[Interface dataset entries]
◇ ◇ ◇
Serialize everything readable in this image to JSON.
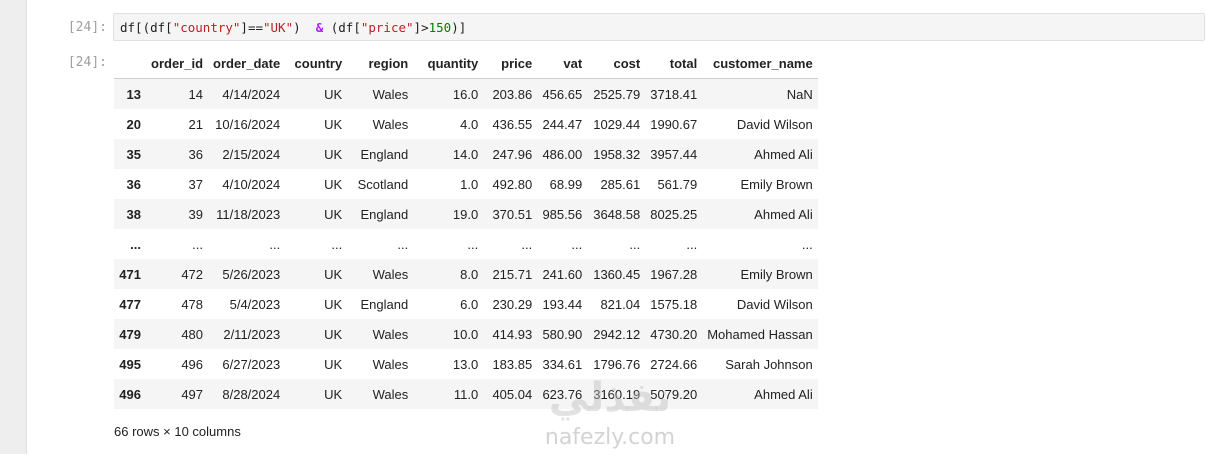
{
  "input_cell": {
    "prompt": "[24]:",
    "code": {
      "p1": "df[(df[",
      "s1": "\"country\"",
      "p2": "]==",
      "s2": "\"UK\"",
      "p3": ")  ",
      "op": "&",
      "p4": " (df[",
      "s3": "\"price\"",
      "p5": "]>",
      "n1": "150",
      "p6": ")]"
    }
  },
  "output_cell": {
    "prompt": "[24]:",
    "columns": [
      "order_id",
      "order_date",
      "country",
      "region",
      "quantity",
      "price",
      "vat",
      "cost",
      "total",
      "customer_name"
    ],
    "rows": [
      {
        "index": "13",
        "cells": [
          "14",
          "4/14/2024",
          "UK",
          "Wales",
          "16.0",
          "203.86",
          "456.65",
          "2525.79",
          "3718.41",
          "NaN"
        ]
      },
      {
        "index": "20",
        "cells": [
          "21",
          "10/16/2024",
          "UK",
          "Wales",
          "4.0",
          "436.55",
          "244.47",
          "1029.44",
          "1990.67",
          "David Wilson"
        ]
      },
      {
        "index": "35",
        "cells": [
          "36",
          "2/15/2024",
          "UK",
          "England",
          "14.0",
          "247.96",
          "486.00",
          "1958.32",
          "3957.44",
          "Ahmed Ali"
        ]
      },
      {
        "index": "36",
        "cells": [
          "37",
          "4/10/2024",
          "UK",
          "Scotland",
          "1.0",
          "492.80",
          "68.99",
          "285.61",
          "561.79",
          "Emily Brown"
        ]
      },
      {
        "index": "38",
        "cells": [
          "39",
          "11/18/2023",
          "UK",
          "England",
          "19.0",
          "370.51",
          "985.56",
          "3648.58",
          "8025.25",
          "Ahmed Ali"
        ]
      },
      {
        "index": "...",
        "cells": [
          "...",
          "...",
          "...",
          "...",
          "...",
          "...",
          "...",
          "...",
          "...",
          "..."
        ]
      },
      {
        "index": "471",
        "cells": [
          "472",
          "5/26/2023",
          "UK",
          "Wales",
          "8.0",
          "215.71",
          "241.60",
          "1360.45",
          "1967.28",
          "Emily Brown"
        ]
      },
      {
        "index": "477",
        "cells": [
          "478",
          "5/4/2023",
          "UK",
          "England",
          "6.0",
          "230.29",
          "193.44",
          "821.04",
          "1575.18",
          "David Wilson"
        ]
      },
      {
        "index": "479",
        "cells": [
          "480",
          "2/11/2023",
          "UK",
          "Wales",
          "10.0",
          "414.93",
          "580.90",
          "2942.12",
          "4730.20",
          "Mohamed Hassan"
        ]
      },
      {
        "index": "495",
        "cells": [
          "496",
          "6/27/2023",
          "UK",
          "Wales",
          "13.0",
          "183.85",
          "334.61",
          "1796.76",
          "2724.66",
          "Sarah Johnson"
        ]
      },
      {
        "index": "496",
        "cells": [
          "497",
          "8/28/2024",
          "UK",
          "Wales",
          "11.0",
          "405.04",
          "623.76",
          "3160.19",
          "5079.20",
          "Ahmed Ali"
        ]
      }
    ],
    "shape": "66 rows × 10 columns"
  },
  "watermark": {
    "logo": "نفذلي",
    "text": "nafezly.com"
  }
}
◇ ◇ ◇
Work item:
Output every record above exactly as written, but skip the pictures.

Exercise solution:
Serialize everything readable in this image to JSON.
{
  "input_cell": {
    "prompt": "[24]:",
    "code": {
      "p1": "df[(df[",
      "s1": "\"country\"",
      "p2": "]==",
      "s2": "\"UK\"",
      "p3": ")  ",
      "op": "&",
      "p4": " (df[",
      "s3": "\"price\"",
      "p5": "]>",
      "n1": "150",
      "p6": ")]"
    }
  },
  "output_cell": {
    "prompt": "[24]:",
    "columns": [
      "order_id",
      "order_date",
      "country",
      "region",
      "quantity",
      "price",
      "vat",
      "cost",
      "total",
      "customer_name"
    ],
    "rows": [
      {
        "index": "13",
        "cells": [
          "14",
          "4/14/2024",
          "UK",
          "Wales",
          "16.0",
          "203.86",
          "456.65",
          "2525.79",
          "3718.41",
          "NaN"
        ]
      },
      {
        "index": "20",
        "cells": [
          "21",
          "10/16/2024",
          "UK",
          "Wales",
          "4.0",
          "436.55",
          "244.47",
          "1029.44",
          "1990.67",
          "David Wilson"
        ]
      },
      {
        "index": "35",
        "cells": [
          "36",
          "2/15/2024",
          "UK",
          "England",
          "14.0",
          "247.96",
          "486.00",
          "1958.32",
          "3957.44",
          "Ahmed Ali"
        ]
      },
      {
        "index": "36",
        "cells": [
          "37",
          "4/10/2024",
          "UK",
          "Scotland",
          "1.0",
          "492.80",
          "68.99",
          "285.61",
          "561.79",
          "Emily Brown"
        ]
      },
      {
        "index": "38",
        "cells": [
          "39",
          "11/18/2023",
          "UK",
          "England",
          "19.0",
          "370.51",
          "985.56",
          "3648.58",
          "8025.25",
          "Ahmed Ali"
        ]
      },
      {
        "index": "...",
        "cells": [
          "...",
          "...",
          "...",
          "...",
          "...",
          "...",
          "...",
          "...",
          "...",
          "..."
        ]
      },
      {
        "index": "471",
        "cells": [
          "472",
          "5/26/2023",
          "UK",
          "Wales",
          "8.0",
          "215.71",
          "241.60",
          "1360.45",
          "1967.28",
          "Emily Brown"
        ]
      },
      {
        "index": "477",
        "cells": [
          "478",
          "5/4/2023",
          "UK",
          "England",
          "6.0",
          "230.29",
          "193.44",
          "821.04",
          "1575.18",
          "David Wilson"
        ]
      },
      {
        "index": "479",
        "cells": [
          "480",
          "2/11/2023",
          "UK",
          "Wales",
          "10.0",
          "414.93",
          "580.90",
          "2942.12",
          "4730.20",
          "Mohamed Hassan"
        ]
      },
      {
        "index": "495",
        "cells": [
          "496",
          "6/27/2023",
          "UK",
          "Wales",
          "13.0",
          "183.85",
          "334.61",
          "1796.76",
          "2724.66",
          "Sarah Johnson"
        ]
      },
      {
        "index": "496",
        "cells": [
          "497",
          "8/28/2024",
          "UK",
          "Wales",
          "11.0",
          "405.04",
          "623.76",
          "3160.19",
          "5079.20",
          "Ahmed Ali"
        ]
      }
    ],
    "shape": "66 rows × 10 columns"
  },
  "watermark": {
    "logo": "نفذلي",
    "text": "nafezly.com"
  }
}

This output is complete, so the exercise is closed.